Born in Syria in 1976, Kais Salman currently lives and works in Beirut. Painting in an abstracted, expressive style in a limited palette, his practise is described as a satirical subversion of 'the normalisation of greed, vanity, and ideological extremism that is rapidly defining our era', with topics including, 'terrorism, consumerism, cosmetic surgery, religious fanaticism, imperialism, and the voyeurism of the digital age'.
His paintings are currently housed in private collections throughout the Middle East, North Africa, and Europe. Solo and group exhibitions include the Alexandria Biennale (2014); Ayyam Gallery DIFC, Dubai (2014, 2010); Ayyam Gallery Beirut (2015, 2014, 2012); Ayyam Gallery Al Quoz, Dubai (2014, 2011, 2010); Damascus Museum of Modern Art (2009); The Park Avenue Armory, New York (2008); Carthage Festival for Coast Mediterranean Sea Artists, Tunisia (2005). In May 2010, a work from his Fashion Series appeared on the cover of the Wall Street Journal's Weekend Edition magazine, a first for an Arab artist.
Carlos Mérida is one of the most celebrated of Latin-American 20th century artists. Although music was his first love, he resolved on a career as an artist. While a student he began to make contacts among the intelligentsia, including Jaime Sabartés (the biographer of Picasso) and the painter Carlos Valenti. He was helped by Sabartés to organize his first one man show in Guatemala city in 1910.
Mérida travelled to Paris with Valenti in 1910 and while there met members of the artistic community including Picasso, Mondrian and Modigliani and the Latin-American artists Diego Rivera and Angel Zarraga. He remained in France until 1914 and the outbreak of war, at which point he returned to Guatemala and began to engage with its folklore. In 1919 he married a Mexican and moved permanently to Mexico. Mérida’s first exhibition in Mexico was in 1920 at the Escuela Nacional de Bellas Artes. In that same year, he exhibited in the United States at the Hispanic Society of New York. Joining an artists’ group, the Renacimiento Mexicano (Mexican Renaissance) he went on that same year to work with Rivera as an assistant at the Bolivar Amphitheatre in Mexico City, and with Rivera, Orozco, and Siqueiros founded the Union of Workers, Technicians, Painters and Sculptors.

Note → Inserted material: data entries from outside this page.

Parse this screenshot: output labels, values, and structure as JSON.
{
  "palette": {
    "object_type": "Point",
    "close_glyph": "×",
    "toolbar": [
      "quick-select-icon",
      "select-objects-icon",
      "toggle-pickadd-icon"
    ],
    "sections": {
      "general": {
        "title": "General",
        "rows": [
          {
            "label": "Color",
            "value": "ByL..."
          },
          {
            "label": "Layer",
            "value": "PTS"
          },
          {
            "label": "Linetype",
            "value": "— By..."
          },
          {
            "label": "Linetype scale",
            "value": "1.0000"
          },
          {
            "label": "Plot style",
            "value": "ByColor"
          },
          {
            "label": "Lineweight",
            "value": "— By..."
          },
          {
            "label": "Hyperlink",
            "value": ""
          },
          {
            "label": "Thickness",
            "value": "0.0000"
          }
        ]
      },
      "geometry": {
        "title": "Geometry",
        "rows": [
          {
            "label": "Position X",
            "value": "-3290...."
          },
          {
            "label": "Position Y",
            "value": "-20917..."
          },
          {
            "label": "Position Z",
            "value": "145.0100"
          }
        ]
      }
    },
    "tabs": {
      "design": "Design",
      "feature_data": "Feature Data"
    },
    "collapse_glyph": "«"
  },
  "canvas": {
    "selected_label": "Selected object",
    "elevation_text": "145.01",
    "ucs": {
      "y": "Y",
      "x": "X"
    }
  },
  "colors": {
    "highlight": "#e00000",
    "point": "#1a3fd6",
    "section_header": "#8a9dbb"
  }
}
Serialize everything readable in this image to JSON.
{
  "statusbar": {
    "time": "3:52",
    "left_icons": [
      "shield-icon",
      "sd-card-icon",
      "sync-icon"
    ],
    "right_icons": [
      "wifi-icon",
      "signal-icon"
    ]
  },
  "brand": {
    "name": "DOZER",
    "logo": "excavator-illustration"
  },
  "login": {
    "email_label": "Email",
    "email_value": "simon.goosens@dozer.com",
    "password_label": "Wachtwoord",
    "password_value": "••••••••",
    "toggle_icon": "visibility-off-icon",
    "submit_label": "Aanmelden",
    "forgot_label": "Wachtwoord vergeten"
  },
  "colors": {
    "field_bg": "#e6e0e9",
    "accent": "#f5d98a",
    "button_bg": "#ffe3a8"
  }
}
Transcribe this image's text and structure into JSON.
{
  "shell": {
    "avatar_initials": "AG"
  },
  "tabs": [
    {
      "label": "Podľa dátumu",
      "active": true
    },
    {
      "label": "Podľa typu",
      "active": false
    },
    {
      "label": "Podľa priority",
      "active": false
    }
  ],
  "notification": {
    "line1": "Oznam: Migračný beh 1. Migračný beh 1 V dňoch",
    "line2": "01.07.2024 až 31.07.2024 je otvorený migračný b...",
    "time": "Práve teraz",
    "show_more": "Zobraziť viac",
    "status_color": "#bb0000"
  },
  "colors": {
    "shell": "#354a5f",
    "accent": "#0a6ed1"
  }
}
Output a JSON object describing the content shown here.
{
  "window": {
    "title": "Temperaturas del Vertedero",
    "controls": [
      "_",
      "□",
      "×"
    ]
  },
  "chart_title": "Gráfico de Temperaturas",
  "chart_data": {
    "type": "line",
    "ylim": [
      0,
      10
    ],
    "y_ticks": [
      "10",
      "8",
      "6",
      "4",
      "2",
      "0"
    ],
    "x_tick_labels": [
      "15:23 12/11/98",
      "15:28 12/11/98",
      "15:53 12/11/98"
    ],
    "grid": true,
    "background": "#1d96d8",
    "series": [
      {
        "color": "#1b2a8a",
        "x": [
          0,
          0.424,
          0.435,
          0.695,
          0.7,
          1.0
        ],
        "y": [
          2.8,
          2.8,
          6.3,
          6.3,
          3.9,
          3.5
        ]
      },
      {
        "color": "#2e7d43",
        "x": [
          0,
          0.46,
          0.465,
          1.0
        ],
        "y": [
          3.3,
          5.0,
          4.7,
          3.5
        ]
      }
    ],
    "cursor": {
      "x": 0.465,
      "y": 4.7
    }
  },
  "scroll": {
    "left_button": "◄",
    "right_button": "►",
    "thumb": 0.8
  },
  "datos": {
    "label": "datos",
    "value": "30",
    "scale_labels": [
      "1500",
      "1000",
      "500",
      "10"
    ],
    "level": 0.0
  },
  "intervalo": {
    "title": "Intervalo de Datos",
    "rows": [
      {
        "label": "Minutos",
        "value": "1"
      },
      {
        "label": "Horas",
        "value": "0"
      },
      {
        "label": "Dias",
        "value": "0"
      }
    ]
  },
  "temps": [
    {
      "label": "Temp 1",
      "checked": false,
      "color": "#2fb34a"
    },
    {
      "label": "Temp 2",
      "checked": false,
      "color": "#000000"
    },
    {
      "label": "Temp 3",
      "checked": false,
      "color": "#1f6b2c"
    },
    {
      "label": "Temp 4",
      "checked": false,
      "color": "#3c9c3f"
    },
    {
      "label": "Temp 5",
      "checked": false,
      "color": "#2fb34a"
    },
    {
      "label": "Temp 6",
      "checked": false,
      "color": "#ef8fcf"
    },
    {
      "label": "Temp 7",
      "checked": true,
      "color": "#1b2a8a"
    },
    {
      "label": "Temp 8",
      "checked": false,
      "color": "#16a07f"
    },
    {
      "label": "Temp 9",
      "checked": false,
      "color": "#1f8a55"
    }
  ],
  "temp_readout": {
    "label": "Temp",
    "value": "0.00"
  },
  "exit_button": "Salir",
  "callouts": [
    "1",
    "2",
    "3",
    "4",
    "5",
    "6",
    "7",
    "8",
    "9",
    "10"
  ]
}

Mérida constantly experimented with techniques and his work can be divided into three periods: a figurative period from 1907 to 1926, a surrealist period from the late 1920s to the mid-1940s and from 1950 until his death, a geometric period. In 1927 he again visited Paris, staying for two years and while there took on board Surrealist influences, in particular from Klee, Kandinsky and Miro. During this Surrealist period he experimented with abstraction, making him almost unique among Mexican artists. Although influenced by the Europeans, he maintained his belief in an indigenous Latin-American art firmly rooted in the Mayan and Aztec civilizations, along with the colonial period. His later works fused elements from the Mayan world with geometric abstraction and he also integrated into many of his smaller-scale paintings the indigenous Mexican "papel amate" (bark wood paper).
In 1957 Mérida won the acquisition prize at the IV Bienal de São Paulo, Brazil and in 1958 received Order of Quetzal from the Guatemalan government. His first retrospective was in 1966, an in 1980 he received the Orden del Aguila Azteca from Mexico.